> [Problem description]
Among the entries below, find each line holding "title" and return it.

> [Input records]
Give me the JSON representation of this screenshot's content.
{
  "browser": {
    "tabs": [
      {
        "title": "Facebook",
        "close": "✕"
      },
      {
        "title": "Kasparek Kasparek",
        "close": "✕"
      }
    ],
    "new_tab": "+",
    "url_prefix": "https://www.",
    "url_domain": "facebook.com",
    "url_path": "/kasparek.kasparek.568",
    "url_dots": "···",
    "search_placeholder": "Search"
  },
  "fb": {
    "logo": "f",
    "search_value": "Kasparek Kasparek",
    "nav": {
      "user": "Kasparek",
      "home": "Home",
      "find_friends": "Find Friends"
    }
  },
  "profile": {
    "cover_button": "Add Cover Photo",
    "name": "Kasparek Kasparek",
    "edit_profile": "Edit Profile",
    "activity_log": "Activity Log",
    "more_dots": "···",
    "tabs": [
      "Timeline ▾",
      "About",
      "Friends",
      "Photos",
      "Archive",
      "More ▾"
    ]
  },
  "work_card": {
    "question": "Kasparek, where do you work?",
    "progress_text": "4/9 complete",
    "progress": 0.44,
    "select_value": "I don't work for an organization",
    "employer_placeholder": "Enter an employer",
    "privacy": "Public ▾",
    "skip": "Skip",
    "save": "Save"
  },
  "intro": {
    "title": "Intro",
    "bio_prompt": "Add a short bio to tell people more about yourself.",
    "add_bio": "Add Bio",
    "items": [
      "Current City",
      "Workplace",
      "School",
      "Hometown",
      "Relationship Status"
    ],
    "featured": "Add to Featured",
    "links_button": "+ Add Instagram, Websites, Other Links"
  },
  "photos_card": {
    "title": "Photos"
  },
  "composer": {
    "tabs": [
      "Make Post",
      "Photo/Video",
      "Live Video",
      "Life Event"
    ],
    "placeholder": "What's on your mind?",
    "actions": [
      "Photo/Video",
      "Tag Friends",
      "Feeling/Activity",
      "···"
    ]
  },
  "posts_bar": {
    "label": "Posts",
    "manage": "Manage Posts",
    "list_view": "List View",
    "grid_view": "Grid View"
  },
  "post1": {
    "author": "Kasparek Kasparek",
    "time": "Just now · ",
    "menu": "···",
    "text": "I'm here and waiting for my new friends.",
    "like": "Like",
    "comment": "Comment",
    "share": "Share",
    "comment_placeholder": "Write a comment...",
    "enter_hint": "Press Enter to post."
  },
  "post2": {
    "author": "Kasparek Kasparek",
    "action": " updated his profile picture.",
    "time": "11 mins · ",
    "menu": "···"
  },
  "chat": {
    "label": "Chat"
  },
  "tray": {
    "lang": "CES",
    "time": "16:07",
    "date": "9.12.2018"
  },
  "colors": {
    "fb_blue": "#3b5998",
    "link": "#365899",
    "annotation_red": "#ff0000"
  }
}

> [Result of this task]
        "title": "Facebook",
        "title": "Kasparek Kasparek",
    "title": "Intro",
    "title": "Photos"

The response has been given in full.